**Data supplied**:
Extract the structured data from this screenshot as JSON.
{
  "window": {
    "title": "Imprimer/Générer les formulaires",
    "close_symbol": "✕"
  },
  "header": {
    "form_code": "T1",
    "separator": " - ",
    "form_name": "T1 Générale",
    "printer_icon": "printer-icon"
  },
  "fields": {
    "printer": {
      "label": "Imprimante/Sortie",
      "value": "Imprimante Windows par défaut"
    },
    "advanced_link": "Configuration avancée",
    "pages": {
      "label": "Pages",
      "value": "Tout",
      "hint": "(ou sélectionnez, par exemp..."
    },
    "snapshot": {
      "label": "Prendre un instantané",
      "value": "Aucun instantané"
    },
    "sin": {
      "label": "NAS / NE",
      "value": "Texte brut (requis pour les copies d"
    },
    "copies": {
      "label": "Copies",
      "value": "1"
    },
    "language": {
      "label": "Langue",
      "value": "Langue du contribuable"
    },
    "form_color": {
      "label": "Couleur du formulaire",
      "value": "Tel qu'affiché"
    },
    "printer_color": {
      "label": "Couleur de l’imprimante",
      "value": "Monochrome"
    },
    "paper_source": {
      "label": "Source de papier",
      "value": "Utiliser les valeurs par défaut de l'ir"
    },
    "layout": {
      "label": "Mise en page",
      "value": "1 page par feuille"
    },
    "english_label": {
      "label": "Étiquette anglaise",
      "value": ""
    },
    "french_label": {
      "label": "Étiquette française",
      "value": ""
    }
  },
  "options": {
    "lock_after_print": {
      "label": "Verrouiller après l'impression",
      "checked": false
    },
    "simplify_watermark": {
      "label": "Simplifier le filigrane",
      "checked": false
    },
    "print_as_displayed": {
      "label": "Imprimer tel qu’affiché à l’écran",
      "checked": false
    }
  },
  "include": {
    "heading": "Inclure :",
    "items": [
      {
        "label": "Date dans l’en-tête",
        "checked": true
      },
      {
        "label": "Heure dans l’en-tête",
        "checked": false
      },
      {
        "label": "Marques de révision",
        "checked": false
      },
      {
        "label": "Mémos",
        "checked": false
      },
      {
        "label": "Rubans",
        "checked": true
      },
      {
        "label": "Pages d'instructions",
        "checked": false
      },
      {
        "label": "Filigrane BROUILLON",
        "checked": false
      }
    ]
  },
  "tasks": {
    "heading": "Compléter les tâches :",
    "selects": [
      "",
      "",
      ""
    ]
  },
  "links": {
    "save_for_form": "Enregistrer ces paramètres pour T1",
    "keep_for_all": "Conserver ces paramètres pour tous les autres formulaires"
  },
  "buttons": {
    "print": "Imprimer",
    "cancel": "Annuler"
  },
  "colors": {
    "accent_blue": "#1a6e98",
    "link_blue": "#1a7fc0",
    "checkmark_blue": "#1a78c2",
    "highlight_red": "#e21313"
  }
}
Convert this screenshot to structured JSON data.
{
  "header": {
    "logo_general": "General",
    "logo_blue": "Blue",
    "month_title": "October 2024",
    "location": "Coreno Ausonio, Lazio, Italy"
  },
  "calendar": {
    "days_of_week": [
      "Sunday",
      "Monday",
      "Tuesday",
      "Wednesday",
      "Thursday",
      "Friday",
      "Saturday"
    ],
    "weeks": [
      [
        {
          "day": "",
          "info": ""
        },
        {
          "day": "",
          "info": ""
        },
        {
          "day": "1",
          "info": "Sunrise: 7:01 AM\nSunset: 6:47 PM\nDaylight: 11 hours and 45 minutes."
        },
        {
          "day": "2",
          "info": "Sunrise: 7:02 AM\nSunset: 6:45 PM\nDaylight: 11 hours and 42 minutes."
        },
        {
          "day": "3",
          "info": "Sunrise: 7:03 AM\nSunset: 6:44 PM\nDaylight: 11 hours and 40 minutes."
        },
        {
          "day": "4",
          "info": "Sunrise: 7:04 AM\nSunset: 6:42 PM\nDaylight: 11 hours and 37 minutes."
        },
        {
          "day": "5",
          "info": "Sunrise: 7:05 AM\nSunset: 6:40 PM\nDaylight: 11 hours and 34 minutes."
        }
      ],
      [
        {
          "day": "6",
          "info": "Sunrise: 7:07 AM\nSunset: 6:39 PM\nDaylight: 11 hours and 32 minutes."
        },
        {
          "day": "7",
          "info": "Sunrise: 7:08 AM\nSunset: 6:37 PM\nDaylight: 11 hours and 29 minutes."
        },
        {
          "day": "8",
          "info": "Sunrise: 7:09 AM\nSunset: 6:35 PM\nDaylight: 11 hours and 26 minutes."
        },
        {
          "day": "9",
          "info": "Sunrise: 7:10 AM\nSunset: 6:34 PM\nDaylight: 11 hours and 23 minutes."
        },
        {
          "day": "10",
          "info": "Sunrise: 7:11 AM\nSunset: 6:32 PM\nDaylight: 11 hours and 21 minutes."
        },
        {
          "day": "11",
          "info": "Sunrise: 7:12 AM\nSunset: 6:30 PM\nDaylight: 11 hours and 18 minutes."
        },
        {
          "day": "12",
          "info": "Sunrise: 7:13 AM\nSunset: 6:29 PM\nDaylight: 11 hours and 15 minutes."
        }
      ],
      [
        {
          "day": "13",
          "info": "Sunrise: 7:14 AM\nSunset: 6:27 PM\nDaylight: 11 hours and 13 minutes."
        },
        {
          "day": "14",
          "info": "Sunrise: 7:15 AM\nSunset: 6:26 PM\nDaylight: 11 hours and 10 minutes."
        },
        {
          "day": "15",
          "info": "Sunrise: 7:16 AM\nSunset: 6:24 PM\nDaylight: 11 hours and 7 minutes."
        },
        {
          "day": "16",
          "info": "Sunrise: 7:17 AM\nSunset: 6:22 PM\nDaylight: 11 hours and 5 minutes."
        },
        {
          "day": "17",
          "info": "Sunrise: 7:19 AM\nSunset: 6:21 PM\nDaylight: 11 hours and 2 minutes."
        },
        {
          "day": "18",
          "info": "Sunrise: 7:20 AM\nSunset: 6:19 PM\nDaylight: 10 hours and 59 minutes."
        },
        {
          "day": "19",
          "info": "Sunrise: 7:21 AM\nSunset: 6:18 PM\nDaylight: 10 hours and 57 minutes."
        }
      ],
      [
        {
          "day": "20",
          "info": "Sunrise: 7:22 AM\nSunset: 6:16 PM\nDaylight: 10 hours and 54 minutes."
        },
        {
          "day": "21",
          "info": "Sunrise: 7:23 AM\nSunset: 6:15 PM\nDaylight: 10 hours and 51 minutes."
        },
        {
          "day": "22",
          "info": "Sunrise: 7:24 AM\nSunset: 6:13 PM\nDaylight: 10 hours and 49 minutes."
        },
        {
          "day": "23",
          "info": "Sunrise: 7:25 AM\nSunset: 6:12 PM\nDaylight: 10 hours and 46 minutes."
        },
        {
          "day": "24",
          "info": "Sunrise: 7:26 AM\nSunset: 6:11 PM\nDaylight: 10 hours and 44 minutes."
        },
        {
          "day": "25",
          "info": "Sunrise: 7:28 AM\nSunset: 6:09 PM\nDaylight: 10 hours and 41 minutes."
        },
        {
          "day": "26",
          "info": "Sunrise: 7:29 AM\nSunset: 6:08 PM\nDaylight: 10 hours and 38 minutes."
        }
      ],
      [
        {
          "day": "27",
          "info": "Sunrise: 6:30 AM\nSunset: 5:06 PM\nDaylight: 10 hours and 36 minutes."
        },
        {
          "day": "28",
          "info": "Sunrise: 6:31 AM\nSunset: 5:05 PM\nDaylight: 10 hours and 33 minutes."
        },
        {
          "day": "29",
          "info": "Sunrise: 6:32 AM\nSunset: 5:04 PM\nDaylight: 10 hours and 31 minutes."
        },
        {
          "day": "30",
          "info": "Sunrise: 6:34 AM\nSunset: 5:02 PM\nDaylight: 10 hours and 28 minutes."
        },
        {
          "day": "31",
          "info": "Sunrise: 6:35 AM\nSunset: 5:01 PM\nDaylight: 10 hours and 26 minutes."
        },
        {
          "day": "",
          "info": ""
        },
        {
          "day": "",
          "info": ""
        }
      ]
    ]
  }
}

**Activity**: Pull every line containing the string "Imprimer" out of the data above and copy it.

**Expected answer**:
    "title": "Imprimer/Générer les formulaires",
      "label": "Imprimer tel qu’affiché à l’écran",
    "print": "Imprimer",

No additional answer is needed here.